What the airline representative had forgotten to relay was that per United Airlines’ regulation the airplane door officially closes 45 minutes before departure on international flights.
So, even though the plane was still physically there, we could not board it.
Sweating and out of breath, my son had a major screaming meltdown.The situation got so bad the agent at the gate threatened to call security and put him on the no–fly list.
He did calm down when we explained our kid’s diagnosis’ and proceeded to offer him a fast food coupon as compensation.
Our takeaway: Never accept any flight connections shorter than 1.5 hours!
Have you ever experienced ‘scary’ moments when traveling with your kids?
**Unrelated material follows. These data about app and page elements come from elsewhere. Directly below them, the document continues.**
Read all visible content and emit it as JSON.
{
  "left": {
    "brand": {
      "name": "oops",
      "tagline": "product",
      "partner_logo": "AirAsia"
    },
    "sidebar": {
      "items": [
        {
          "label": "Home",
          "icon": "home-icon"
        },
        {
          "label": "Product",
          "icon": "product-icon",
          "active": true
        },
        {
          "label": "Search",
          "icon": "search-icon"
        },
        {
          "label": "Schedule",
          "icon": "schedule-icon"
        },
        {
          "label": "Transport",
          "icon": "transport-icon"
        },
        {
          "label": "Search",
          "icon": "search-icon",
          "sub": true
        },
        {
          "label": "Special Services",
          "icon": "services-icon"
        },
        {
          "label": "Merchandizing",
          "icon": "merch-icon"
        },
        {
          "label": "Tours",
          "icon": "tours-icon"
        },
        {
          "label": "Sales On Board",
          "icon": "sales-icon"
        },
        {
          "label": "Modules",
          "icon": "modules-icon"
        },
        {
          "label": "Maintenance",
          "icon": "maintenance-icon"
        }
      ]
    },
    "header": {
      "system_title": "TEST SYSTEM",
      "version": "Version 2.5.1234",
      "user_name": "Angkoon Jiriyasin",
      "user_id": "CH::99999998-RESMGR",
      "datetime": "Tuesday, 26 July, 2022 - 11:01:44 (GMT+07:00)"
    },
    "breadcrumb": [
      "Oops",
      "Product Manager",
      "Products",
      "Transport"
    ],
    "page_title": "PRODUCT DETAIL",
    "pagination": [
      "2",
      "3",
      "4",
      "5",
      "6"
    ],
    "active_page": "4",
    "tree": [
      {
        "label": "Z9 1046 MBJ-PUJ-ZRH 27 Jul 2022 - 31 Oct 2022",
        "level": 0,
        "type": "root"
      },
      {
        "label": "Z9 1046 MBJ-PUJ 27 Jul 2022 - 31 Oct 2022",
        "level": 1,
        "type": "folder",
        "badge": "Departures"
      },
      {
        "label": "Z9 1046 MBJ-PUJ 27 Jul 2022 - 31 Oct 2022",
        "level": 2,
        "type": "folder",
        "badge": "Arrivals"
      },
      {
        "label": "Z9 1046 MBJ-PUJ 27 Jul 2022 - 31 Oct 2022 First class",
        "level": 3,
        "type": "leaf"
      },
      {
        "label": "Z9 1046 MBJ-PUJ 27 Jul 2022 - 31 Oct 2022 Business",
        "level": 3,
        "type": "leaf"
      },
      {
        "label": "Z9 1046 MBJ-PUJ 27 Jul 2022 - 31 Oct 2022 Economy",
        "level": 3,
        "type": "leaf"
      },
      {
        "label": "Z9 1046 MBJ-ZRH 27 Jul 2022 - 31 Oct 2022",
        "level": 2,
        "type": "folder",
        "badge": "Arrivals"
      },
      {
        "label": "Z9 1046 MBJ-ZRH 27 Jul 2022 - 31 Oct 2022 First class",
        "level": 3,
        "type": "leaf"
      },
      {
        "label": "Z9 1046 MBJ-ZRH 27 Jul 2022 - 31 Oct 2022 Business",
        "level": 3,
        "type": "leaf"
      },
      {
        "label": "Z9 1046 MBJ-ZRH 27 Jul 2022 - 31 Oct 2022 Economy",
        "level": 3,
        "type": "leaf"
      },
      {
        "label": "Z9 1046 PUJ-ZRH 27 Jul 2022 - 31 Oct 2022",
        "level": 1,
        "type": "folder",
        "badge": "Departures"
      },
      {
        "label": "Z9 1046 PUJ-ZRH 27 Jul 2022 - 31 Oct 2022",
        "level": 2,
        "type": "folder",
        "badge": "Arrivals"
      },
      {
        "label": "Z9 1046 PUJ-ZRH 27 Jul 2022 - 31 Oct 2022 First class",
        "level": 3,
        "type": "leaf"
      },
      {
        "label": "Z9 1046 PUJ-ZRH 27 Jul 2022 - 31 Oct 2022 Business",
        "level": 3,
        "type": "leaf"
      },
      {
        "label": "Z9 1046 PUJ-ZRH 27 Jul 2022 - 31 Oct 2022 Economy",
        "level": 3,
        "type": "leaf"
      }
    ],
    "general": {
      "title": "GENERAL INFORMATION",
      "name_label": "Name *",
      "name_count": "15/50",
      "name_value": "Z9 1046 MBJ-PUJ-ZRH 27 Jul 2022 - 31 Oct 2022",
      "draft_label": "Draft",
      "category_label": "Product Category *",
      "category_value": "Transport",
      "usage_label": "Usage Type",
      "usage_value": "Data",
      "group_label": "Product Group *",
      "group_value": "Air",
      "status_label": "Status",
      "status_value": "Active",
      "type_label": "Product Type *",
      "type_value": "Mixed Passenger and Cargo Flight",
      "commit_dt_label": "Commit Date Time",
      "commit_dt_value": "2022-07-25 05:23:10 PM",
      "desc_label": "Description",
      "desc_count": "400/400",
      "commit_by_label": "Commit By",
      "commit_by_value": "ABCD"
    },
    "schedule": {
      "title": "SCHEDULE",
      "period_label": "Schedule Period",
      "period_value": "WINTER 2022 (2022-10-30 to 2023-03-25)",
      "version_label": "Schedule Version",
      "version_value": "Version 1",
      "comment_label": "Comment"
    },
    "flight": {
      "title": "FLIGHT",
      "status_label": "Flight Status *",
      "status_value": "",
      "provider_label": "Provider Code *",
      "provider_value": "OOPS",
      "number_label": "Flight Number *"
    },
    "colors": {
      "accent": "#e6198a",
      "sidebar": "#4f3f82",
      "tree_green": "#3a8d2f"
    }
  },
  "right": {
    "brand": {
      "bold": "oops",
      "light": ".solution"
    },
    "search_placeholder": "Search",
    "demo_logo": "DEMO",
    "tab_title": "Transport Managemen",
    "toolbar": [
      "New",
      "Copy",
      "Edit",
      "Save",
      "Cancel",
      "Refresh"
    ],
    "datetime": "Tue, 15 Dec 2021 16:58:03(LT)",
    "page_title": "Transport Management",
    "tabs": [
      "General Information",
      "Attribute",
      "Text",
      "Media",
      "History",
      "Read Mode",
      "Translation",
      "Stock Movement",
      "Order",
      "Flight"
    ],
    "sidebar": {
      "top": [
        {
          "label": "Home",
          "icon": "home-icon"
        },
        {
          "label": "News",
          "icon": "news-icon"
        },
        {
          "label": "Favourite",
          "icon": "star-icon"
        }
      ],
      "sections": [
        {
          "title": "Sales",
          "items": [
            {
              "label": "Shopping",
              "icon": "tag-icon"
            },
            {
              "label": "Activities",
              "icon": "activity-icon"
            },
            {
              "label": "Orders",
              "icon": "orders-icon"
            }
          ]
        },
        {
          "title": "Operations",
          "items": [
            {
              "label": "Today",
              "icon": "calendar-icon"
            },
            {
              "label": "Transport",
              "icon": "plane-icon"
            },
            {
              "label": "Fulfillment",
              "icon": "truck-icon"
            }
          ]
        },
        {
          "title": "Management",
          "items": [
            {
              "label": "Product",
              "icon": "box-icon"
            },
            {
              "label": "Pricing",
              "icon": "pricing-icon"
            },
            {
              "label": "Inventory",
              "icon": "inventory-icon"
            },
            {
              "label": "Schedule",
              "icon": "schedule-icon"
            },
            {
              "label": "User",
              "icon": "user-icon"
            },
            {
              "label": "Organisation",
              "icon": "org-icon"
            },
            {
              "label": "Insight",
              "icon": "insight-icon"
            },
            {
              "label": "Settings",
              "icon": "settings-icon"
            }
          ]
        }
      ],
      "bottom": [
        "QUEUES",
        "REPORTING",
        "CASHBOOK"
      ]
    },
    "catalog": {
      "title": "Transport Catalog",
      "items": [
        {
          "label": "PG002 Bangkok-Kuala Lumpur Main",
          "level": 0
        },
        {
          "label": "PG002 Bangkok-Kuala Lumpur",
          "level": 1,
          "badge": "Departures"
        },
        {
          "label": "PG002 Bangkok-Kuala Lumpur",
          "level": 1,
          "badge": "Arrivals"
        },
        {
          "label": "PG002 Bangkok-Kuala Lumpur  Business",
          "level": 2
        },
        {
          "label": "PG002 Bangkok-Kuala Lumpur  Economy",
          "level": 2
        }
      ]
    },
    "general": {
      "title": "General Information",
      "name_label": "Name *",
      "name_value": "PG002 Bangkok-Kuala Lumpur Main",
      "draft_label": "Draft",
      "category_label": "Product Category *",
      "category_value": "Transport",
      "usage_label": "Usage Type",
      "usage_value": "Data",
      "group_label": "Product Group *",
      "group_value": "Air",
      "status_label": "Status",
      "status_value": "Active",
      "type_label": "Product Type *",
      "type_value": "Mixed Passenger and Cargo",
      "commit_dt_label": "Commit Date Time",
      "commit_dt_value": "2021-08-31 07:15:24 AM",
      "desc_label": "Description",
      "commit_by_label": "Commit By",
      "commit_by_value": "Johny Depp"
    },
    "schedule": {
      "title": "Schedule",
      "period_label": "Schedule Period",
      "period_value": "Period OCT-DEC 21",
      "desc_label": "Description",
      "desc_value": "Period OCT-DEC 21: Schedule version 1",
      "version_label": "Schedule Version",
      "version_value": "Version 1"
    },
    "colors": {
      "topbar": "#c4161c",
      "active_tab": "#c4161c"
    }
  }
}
What did you learn from them?]]>
0 thoughts on “Scary Moments when Traveling with Autism”
when we did travel to the USA years ago from keflavik the assistance offered from icelandair was very good however on the plane from there to the USA my three year old son who was suffering from overflow and incontinence repeatedly soiled on the flight the flight attendants could not understand my explanation of why he was doing that and insisted he was unwell and insisted he saw a dr on arrival in minneapolis finally after repeating myself i made them see he did not need a dr and this was a common occurrance with him i was escorted off the plane by the cabin crew and pilots no less after all the passengers had disembarked the flight attendant said this was because other passengers felt hostile towards me for my son and the smell of him on the plane as he was taken back and forth to the bathroom during the flight for repeated changes!
Thanks for sharing your story. I’m so sorry that this was your experience and that the crew wasn’t that cooperative. With that said, I’m glad that this incident hasn’t deterred you from traveling with your kids and that you are still open to new adventures!
Wishing you happy travels.
I really enjoyed reading your stories of travel situations that went awry and how you have remedied them! The best thing we can do is to learn from these experiences that aren’t so fun. We have our share, too. I think the positive attitude behind your lessons learned shows why your family has successfully taken so many trips together.
Thank you for your comment,Karen.I agree -positive attitude is key:)